The sale of the estate, which was originally put on the market for £22 million, brought protests from the Polish immigrant community and the Fawley Court Old Boys’ Association.
Mrs Hersham, a wealthy divorcee described as a philanthropist, has started extensive renovations of both the house and the 27 acres of grounds, which had become run down during more than half a century of ownership by the Marian Fathers, a congregation of Polish priests.
In a rare interview, she told the Standard that she would continue to live in London while the work took place but would eventually move into Fawley Court with her partner, Patrick Sieff, and her children.
Mrs Hersham said: “We feel extremely fortunate to be able to restore Fawley, if not to its former glory, to the beauty it deserves.
“Fawley was built to be a home and, looking at it, it is easier to imagine it as a home than its previous use. We feel a great responsibility towards the house. We will not shy away from restoring it to be part of the country’s national heritage but it could take my lifetime to achieve.”
To help with the renovation work, Mrs Hersham has enlisted the help of 14 historians. Every item has been listed and every tree in the Capability Brown-designed garden has been tagged.
“Our responsibility extends beyond the gates,” she said. “Eventually we will have to find some usage for Fawley Court to enable it to survive after I have gone. If it was to be turned into a hotel it would be dreadful.”
Mrs Hersham said she first saw the property on a “muddy, cold and murky day” in 2008 but knew then she had to own it. “All we saw was a magnificent building and parkland,” she recalled. “Being a romantic, I saw a chance in a lifetime to devote my time to something so beautiful.”
However, the sale caused controversy because the Polish community believes Fawley Court and its land is a “piece of Poland” and claim they provided most of the money for the Fathers’ purchase.
About 2,000 Poles protested in the grounds on Whit Sunday last year.
Mrs Hersham has had to install security gates at the entrance to the estate and employ guards following regular protests by people opposed to the sale.
“It is not fair,” said Mrs Hersham. “We have been under siege. Nobody should need as much security as we have.
“People have tried to jump over the fences. They try to get into the grounds from the footpath by the river. There have been planes buzzing overhead and people going backwards and forwards on boats on the river.

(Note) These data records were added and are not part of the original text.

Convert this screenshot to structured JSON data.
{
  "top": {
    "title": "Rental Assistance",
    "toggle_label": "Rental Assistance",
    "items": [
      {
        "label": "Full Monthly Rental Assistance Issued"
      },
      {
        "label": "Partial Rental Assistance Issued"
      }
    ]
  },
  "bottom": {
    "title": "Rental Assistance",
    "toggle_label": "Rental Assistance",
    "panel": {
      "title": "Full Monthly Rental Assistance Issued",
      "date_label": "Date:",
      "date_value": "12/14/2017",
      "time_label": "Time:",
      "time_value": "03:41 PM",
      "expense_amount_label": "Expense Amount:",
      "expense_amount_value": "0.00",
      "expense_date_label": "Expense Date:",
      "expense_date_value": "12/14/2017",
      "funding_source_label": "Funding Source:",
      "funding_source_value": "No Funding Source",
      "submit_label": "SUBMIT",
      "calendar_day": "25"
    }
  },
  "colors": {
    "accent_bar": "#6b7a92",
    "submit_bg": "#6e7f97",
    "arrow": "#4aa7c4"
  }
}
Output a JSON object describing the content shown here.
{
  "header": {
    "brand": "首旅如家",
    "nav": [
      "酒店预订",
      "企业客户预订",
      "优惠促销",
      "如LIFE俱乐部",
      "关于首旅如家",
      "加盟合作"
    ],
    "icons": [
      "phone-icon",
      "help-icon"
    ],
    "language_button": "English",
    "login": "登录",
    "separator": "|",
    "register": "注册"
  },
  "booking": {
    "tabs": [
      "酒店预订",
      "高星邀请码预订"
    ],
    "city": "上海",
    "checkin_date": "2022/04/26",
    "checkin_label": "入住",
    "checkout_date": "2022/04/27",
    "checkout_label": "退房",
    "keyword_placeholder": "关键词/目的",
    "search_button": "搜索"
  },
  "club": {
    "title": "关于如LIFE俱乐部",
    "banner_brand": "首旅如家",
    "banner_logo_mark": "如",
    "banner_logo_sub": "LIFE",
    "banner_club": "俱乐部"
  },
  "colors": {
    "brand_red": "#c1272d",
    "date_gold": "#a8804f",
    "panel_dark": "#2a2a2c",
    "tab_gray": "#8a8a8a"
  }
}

“One weekend we had eight police officers trying to keep people out. All this has an impact on our health and state of our mind.”
She said the protestors’ issues were with the Marian Fathers and should not involve her.
However, she admitted to having made a mistake by not realising the significance of the property at first. Mrs Hersham said: “I didn’'t know the attitude some people would have towards our possession of Fawley Court.
“I understand their disappointment at leaving such a beautiful property. I would be equally disappointed if we had to leave.
“It is obvious they had several issues with the Fathers but it shouldn’t affect us.”
Mrs Hersham has begun to involve herself in the community. She has donated money to help save the regatta fireworks display, is supporting the Kenton for Keeps campaign and sponsored last week’s Henley International Film Festival.
She has also employed seven staff who are Polish and worked at the house when the Marian Fathers owned it.
“I believe what we are doing is responsible,” she said. “We are treating the building with the respect it deserves. We are just normal people trying to do a good job.
“We don’t' consider ourselves owners of Fawley Court. We are just very lucky to be its gatekeeper.
“Times moves on and eventually Fawley Court will be back to what it was built f or - a home